[Element data from apps and pages]
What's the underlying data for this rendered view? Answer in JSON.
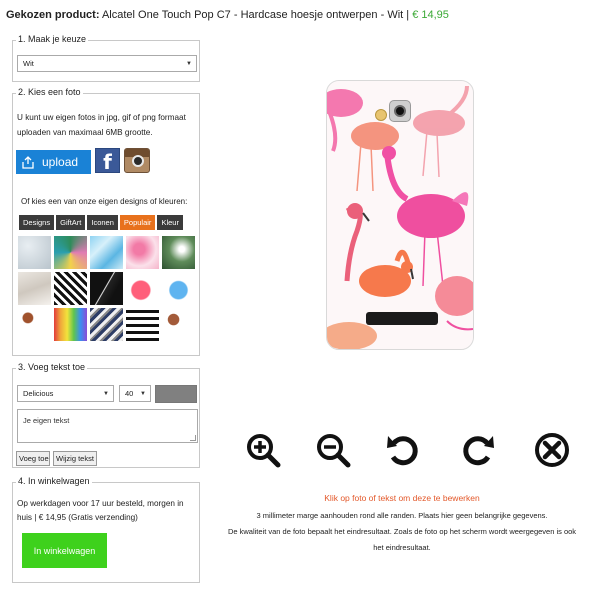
{
  "header": {
    "label": "Gekozen product:",
    "product": "Alcatel One Touch Pop C7 - Hardcase hoesje ontwerpen - Wit",
    "separator": "|",
    "price": "€ 14,95"
  },
  "step1": {
    "legend": "1. Maak je keuze",
    "select_value": "Wit"
  },
  "step2": {
    "legend": "2. Kies een foto",
    "text": "U kunt uw eigen fotos in jpg, gif of png formaat uploaden van maximaal 6MB grootte.",
    "upload_label": "upload",
    "designs_label": "Of kies een van onze eigen designs of kleuren:",
    "tabs": [
      "Designs",
      "GiftArt",
      "Iconen",
      "Populair",
      "Kleur"
    ],
    "active_tab": "Populair"
  },
  "step3": {
    "legend": "3. Voeg tekst toe",
    "font_value": "Delicious",
    "size_value": "40",
    "textarea_value": "Je eigen tekst",
    "add_button": "Voeg toe",
    "edit_button": "Wijzig tekst"
  },
  "step4": {
    "legend": "4. In winkelwagen",
    "text": "Op werkdagen voor 17 uur besteld, morgen in huis | € 14,95 (Gratis verzending)",
    "cart_button": "In winkelwagen"
  },
  "info": {
    "instruction": "Klik op foto of tekst om deze te bewerken",
    "line2": "3 millimeter marge aanhouden rond alle randen. Plaats hier geen belangrijke gegevens.",
    "line3": "De kwaliteit van de foto bepaalt het eindresultaat. Zoals de foto op het scherm wordt weergegeven is ook",
    "line4": "het eindresultaat."
  },
  "tools": [
    "zoom-in-icon",
    "zoom-out-icon",
    "rotate-left-icon",
    "rotate-right-icon",
    "delete-icon"
  ],
  "colors": {
    "price": "#3aa935",
    "upload": "#1a82d6",
    "active_tab": "#e8711c",
    "cart": "#3ed11c",
    "instruction": "#e3582a"
  }
}
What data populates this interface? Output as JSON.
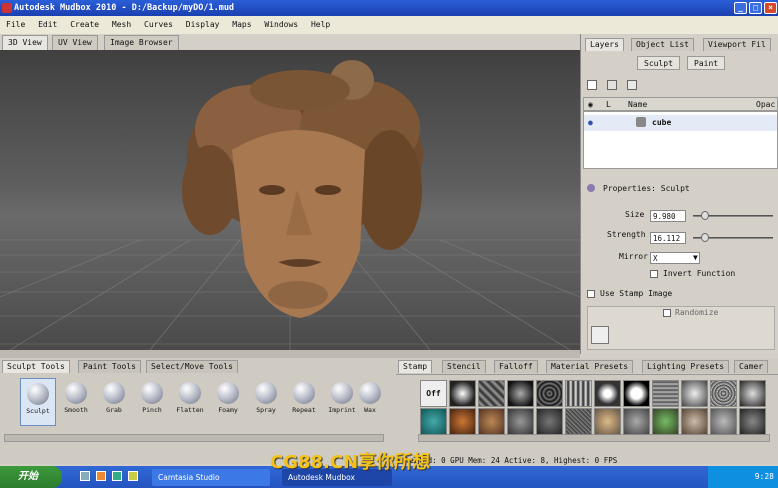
{
  "window": {
    "title": "Autodesk Mudbox 2010 - D:/Backup/myDO/1.mud"
  },
  "menu": [
    "File",
    "Edit",
    "Create",
    "Mesh",
    "Curves",
    "Display",
    "Maps",
    "Windows",
    "Help"
  ],
  "view_tabs": [
    "3D View",
    "UV View",
    "Image Browser"
  ],
  "right_tabs": [
    "Layers",
    "Object List",
    "Viewport Fil"
  ],
  "layer_buttons": {
    "sculpt": "Sculpt",
    "paint": "Paint"
  },
  "layer_header": {
    "name_col": "Name",
    "opacity_col": "Opac",
    "lock_col": "L"
  },
  "layers": [
    {
      "name": "cube"
    }
  ],
  "properties": {
    "title": "Properties: Sculpt",
    "size_label": "Size",
    "size_value": "9.980",
    "strength_label": "Strength",
    "strength_value": "16.112",
    "mirror_label": "Mirror",
    "mirror_value": "X",
    "invert_label": "Invert Function",
    "stamp_label": "Use Stamp Image",
    "randomize_label": "Randomize"
  },
  "bottom_tabs": [
    "Sculpt Tools",
    "Paint Tools",
    "Select/Move Tools"
  ],
  "tools": [
    "Sculpt",
    "Smooth",
    "Grab",
    "Pinch",
    "Flatten",
    "Foamy",
    "Spray",
    "Repeat",
    "Imprint",
    "Wax"
  ],
  "stamp_tabs": [
    "Stamp",
    "Stencil",
    "Falloff",
    "Material Presets",
    "Lighting Presets",
    "Camer"
  ],
  "stamp_off_label": "Off",
  "status": "Selected: 0 GPU Mem: 24   Active: 8, Highest: 0   FPS",
  "taskbar": {
    "start": "开始",
    "tasks": [
      "Camtasia Studio",
      "Autodesk Mudbox"
    ],
    "clock": "9:28"
  },
  "watermark": "CG88.CN享你所想",
  "colors": {
    "titlebar": "#1a3fb0",
    "viewport": "#555555",
    "model": "#9a6b45",
    "taskbar": "#2454c0",
    "watermark": "#f4c21a"
  }
}
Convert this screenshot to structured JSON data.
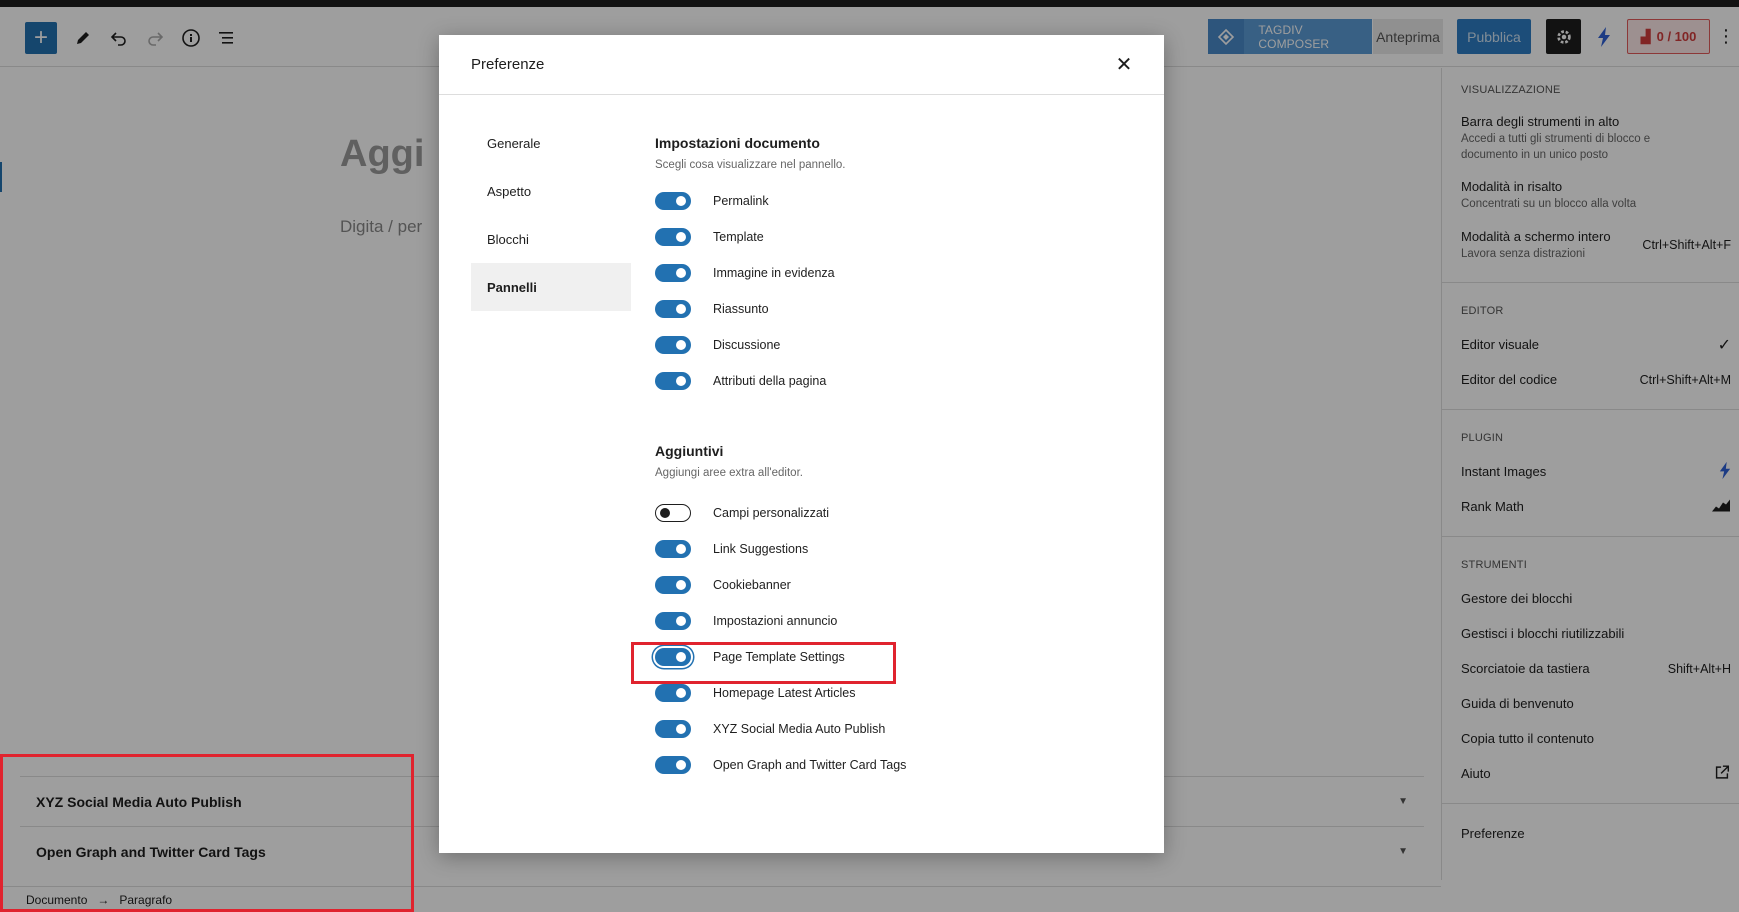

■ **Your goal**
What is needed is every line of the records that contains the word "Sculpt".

■ **Task output**
    "sculpt": "Sculpt",
    "title": "Properties: Sculpt",
    "Sculpt Tools",
    "Sculpt",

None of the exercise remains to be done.